:: DATASET RECORDS ::
Start of Block

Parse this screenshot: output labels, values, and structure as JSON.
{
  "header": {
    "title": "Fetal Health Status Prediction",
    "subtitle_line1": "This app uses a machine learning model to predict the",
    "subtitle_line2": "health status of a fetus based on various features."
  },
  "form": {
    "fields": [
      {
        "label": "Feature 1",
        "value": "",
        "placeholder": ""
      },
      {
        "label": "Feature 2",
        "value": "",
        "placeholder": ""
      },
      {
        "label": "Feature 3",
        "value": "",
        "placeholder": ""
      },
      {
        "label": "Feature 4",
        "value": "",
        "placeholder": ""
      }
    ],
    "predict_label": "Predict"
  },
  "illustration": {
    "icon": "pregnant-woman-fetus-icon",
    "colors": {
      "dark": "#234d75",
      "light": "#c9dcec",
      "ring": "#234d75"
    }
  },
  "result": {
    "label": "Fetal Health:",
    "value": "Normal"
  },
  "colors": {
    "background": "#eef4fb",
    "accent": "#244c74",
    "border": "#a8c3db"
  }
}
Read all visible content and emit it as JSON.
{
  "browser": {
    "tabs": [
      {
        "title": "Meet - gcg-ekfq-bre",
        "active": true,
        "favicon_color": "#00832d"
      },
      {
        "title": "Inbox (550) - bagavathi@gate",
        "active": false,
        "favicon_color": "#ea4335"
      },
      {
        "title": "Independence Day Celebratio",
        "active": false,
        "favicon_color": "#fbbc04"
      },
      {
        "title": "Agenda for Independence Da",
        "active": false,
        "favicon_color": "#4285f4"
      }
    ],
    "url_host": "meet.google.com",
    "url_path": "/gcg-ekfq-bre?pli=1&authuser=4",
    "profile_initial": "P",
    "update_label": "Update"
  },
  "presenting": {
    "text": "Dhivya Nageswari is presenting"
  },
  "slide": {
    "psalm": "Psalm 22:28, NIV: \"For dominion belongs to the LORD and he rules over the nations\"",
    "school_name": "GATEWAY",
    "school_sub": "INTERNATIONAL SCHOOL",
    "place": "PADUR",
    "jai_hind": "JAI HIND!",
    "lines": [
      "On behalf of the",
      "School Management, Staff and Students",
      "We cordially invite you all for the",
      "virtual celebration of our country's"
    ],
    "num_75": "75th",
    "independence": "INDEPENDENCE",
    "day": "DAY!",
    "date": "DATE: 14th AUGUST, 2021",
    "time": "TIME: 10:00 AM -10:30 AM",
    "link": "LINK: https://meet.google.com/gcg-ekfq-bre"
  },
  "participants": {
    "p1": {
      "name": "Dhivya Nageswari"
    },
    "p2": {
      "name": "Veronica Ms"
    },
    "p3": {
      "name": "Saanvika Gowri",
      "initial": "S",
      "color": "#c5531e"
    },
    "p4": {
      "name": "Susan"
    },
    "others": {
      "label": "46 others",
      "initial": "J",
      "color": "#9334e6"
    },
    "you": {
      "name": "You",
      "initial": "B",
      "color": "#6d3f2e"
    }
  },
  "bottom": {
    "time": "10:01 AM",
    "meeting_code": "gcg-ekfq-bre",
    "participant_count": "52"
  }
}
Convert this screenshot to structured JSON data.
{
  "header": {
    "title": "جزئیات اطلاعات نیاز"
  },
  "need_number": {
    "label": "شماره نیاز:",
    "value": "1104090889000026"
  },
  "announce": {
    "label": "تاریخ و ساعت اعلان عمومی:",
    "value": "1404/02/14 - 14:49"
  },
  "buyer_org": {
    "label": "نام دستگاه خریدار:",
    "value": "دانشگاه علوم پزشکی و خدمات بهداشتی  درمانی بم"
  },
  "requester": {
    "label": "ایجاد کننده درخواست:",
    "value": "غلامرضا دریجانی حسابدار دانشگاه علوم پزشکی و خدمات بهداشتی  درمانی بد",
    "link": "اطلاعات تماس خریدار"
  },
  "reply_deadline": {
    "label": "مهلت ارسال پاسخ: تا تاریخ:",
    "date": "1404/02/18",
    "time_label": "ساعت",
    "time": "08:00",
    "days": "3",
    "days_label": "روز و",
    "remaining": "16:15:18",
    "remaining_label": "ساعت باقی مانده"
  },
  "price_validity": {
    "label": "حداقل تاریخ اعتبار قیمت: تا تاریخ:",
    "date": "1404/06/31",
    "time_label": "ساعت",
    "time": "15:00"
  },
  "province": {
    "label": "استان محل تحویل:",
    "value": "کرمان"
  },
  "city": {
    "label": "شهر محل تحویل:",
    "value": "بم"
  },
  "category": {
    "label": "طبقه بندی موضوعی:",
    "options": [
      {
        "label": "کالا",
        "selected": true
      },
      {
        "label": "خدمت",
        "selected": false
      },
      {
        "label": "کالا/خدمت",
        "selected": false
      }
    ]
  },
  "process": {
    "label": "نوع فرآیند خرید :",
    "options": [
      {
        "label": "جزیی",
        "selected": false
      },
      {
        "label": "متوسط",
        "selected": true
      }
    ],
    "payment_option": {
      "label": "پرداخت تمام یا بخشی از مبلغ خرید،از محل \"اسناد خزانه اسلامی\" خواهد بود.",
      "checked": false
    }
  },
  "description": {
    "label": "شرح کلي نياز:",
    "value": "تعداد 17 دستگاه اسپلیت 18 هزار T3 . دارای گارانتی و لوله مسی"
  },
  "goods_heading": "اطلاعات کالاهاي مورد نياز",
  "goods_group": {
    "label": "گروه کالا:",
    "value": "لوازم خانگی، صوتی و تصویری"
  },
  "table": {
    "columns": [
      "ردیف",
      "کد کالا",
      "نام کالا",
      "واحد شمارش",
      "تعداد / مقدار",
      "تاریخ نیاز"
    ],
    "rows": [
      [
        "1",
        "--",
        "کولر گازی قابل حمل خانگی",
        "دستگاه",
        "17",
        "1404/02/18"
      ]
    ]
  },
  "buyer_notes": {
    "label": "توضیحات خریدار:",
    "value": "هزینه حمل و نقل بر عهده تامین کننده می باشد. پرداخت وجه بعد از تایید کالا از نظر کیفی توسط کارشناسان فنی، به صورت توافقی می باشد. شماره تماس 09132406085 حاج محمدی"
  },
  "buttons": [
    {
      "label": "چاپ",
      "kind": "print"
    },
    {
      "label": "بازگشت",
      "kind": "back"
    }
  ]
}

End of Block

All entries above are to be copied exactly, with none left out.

:: OUTPUT OF THE EXERCISE ::
Parse this screenshot: output labels, values, and structure as JSON.
{
  "header": {
    "title": "Fetal Health Status Prediction",
    "subtitle_line1": "This app uses a machine learning model to predict the",
    "subtitle_line2": "health status of a fetus based on various features."
  },
  "form": {
    "fields": [
      {
        "label": "Feature 1",
        "value": "",
        "placeholder": ""
      },
      {
        "label": "Feature 2",
        "value": "",
        "placeholder": ""
      },
      {
        "label": "Feature 3",
        "value": "",
        "placeholder": ""
      },
      {
        "label": "Feature 4",
        "value": "",
        "placeholder": ""
      }
    ],
    "predict_label": "Predict"
  },
  "illustration": {
    "icon": "pregnant-woman-fetus-icon",
    "colors": {
      "dark": "#234d75",
      "light": "#c9dcec",
      "ring": "#234d75"
    }
  },
  "result": {
    "label": "Fetal Health:",
    "value": "Normal"
  },
  "colors": {
    "background": "#eef4fb",
    "accent": "#244c74",
    "border": "#a8c3db"
  }
}
Read all visible content and emit it as JSON.
{
  "browser": {
    "tabs": [
      {
        "title": "Meet - gcg-ekfq-bre",
        "active": true,
        "favicon_color": "#00832d"
      },
      {
        "title": "Inbox (550) - bagavathi@gate",
        "active": false,
        "favicon_color": "#ea4335"
      },
      {
        "title": "Independence Day Celebratio",
        "active": false,
        "favicon_color": "#fbbc04"
      },
      {
        "title": "Agenda for Independence Da",
        "active": false,
        "favicon_color": "#4285f4"
      }
    ],
    "url_host": "meet.google.com",
    "url_path": "/gcg-ekfq-bre?pli=1&authuser=4",
    "profile_initial": "P",
    "update_label": "Update"
  },
  "presenting": {
    "text": "Dhivya Nageswari is presenting"
  },
  "slide": {
    "psalm": "Psalm 22:28, NIV: \"For dominion belongs to the LORD and he rules over the nations\"",
    "school_name": "GATEWAY",
    "school_sub": "INTERNATIONAL SCHOOL",
    "place": "PADUR",
    "jai_hind": "JAI HIND!",
    "lines": [
      "On behalf of the",
      "School Management, Staff and Students",
      "We cordially invite you all for the",
      "virtual celebration of our country's"
    ],
    "num_75": "75th",
    "independence": "INDEPENDENCE",
    "day": "DAY!",
    "date": "DATE: 14th AUGUST, 2021",
    "time": "TIME: 10:00 AM -10:30 AM",
    "link": "LINK: https://meet.google.com/gcg-ekfq-bre"
  },
  "participants": {
    "p1": {
      "name": "Dhivya Nageswari"
    },
    "p2": {
      "name": "Veronica Ms"
    },
    "p3": {
      "name": "Saanvika Gowri",
      "initial": "S",
      "color": "#c5531e"
    },
    "p4": {
      "name": "Susan"
    },
    "others": {
      "label": "46 others",
      "initial": "J",
      "color": "#9334e6"
    },
    "you": {
      "name": "You",
      "initial": "B",
      "color": "#6d3f2e"
    }
  },
  "bottom": {
    "time": "10:01 AM",
    "meeting_code": "gcg-ekfq-bre",
    "participant_count": "52"
  }
}
Convert this screenshot to structured JSON data.
{
  "header": {
    "title": "جزئیات اطلاعات نیاز"
  },
  "need_number": {
    "label": "شماره نیاز:",
    "value": "1104090889000026"
  },
  "announce": {
    "label": "تاریخ و ساعت اعلان عمومی:",
    "value": "1404/02/14 - 14:49"
  },
  "buyer_org": {
    "label": "نام دستگاه خریدار:",
    "value": "دانشگاه علوم پزشکی و خدمات بهداشتی  درمانی بم"
  },
  "requester": {
    "label": "ایجاد کننده درخواست:",
    "value": "غلامرضا دریجانی حسابدار دانشگاه علوم پزشکی و خدمات بهداشتی  درمانی بد",
    "link": "اطلاعات تماس خریدار"
  },
  "reply_deadline": {
    "label": "مهلت ارسال پاسخ: تا تاریخ:",
    "date": "1404/02/18",
    "time_label": "ساعت",
    "time": "08:00",
    "days": "3",
    "days_label": "روز و",
    "remaining": "16:15:18",
    "remaining_label": "ساعت باقی مانده"
  },
  "price_validity": {
    "label": "حداقل تاریخ اعتبار قیمت: تا تاریخ:",
    "date": "1404/06/31",
    "time_label": "ساعت",
    "time": "15:00"
  },
  "province": {
    "label": "استان محل تحویل:",
    "value": "کرمان"
  },
  "city": {
    "label": "شهر محل تحویل:",
    "value": "بم"
  },
  "category": {
    "label": "طبقه بندی موضوعی:",
    "options": [
      {
        "label": "کالا",
        "selected": true
      },
      {
        "label": "خدمت",
        "selected": false
      },
      {
        "label": "کالا/خدمت",
        "selected": false
      }
    ]
  },
  "process": {
    "label": "نوع فرآیند خرید :",
    "options": [
      {
        "label": "جزیی",
        "selected": false
      },
      {
        "label": "متوسط",
        "selected": true
      }
    ],
    "payment_option": {
      "label": "پرداخت تمام یا بخشی از مبلغ خرید،از محل \"اسناد خزانه اسلامی\" خواهد بود.",
      "checked": false
    }
  },
  "description": {
    "label": "شرح کلي نياز:",
    "value": "تعداد 17 دستگاه اسپلیت 18 هزار T3 . دارای گارانتی و لوله مسی"
  },
  "goods_heading": "اطلاعات کالاهاي مورد نياز",
  "goods_group": {
    "label": "گروه کالا:",
    "value": "لوازم خانگی، صوتی و تصویری"
  },
  "table": {
    "columns": [
      "ردیف",
      "کد کالا",
      "نام کالا",
      "واحد شمارش",
      "تعداد / مقدار",
      "تاریخ نیاز"
    ],
    "rows": [
      [
        "1",
        "--",
        "کولر گازی قابل حمل خانگی",
        "دستگاه",
        "17",
        "1404/02/18"
      ]
    ]
  },
  "buyer_notes": {
    "label": "توضیحات خریدار:",
    "value": "هزینه حمل و نقل بر عهده تامین کننده می باشد. پرداخت وجه بعد از تایید کالا از نظر کیفی توسط کارشناسان فنی، به صورت توافقی می باشد. شماره تماس 09132406085 حاج محمدی"
  },
  "buttons": [
    {
      "label": "چاپ",
      "kind": "print"
    },
    {
      "label": "بازگشت",
      "kind": "back"
    }
  ]
}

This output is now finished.